ST. PAUL, Minn. -- Philadelphia Eagles quarterback Nick Foles took Super Bowl opening night in stride. He fielded questions about "Game of Thrones," Jeff Fisher, "This is Us," Justin Timberlake and even the upcoming game against the New England Patriots during his hour on stage. The media crush surrounding him reached a point where the push toward his podium sent cameras crashing to the ground, causing a stir. He just turned it into a joke and kept on rolling.
The Zen attitude he has adopted over the past couple of weeks held up in the designed madness.
"Everyone asks me how I'm doing," he said. "I'm good."
It would be understandable if Foles was overwhelmed. He has gone from backup to starter in a blink, and is now playing opposite Tom Brady in Super Bowl LII on Sunday. Coach Doug Pederson, though, says his quarterback is in a good place mentally entering the game.
"He's really handled his business extremely well," Pederson said. "He tries to block out the clutter, the noise, as much as he can and just focus on his job. He's had a great week of preparation, and the last month has been really special for him. ... He's been able to handle it extremely well and put himself in a really good position."
There is reason for Foles to be entering with a quiet confidence. He has completed 78 percent of his passes with three touchdowns and zero interceptions this postseason, and now boasts a 75 percent completion rate in three career playoff games. According to the Elias Sports Bureau, that's the best of any quarterback with at least 50 postseason attempts. His performance against the Minnesota Vikings in the NFC Championship Game (three TDs, 141.4 QB rating) was arguably his best as a pro.
"The guy's a good quarterback," Patriots coach Bill Belichick said. "He's smart, he knows where his receivers are. He's very resourceful to work away from the rush, finds ways to throw, throws accurately.

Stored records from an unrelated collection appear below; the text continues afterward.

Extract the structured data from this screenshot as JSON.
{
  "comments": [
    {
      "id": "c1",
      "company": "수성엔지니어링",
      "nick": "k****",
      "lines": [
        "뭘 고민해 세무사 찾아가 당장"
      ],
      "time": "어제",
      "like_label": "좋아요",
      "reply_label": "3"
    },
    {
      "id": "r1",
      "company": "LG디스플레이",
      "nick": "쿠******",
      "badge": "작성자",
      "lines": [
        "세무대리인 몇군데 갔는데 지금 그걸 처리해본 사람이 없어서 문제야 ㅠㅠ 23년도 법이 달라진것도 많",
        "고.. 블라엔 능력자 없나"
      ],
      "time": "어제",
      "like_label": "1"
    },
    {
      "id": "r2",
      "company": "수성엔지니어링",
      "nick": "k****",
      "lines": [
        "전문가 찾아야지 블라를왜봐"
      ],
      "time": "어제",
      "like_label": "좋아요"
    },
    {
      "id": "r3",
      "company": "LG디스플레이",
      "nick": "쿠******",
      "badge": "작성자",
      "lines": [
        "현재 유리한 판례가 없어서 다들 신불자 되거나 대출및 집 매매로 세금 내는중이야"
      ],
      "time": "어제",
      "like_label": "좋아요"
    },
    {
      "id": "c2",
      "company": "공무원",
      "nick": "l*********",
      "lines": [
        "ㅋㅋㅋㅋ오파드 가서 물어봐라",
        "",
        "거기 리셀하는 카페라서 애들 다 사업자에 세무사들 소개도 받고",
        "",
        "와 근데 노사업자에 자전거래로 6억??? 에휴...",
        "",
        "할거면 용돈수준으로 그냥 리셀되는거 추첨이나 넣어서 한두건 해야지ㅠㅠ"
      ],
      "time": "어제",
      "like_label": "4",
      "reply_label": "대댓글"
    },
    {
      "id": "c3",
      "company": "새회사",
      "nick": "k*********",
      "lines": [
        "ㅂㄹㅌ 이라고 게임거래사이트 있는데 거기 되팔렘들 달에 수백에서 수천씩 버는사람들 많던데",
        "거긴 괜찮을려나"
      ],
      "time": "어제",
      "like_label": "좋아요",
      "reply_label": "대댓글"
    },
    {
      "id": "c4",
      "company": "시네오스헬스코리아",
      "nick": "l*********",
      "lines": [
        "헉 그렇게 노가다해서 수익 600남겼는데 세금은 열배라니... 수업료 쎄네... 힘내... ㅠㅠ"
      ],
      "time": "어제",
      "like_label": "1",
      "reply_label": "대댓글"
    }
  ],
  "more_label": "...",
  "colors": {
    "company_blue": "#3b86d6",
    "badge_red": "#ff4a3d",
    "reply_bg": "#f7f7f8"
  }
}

He makes great decisions in there, RPO [run-pass option] or check-with-me type of game. He's played great for them."
The Eagles are getting the ball out of Foles' hands quicker this postseason. Per ESPN Stats & Information, he's averaging 2.39 seconds from snap to release in the playoffs, down from 2.60 in the regular season. Foles is 34-of-39 (87 percent) when passing within 2.5 seconds of the snap this postseason. The coaching staff's ability to speed Foles up is a big reason why he's found his groove. So, too, is Foles' ability to slow the rest of his world down. There were some deer-in-the-headlights moments during his first stint in Philadelphia from 2012 to 2014, and perhaps some when he took the reins from an injured Carson Wentz in December as well, but the veteran has since settled in thanks to an adjustment in perspective.
"To be in this position is extremely humbling, but at the same time, I know why we're here," he said. "I'm just a small piece to the puzzle, there's so many other pieces to the puzzle, and that's the beautiful thing about this team, is we've really had to depend on each other throughout the course of the year because of everything that happened. And to be here makes it even more special."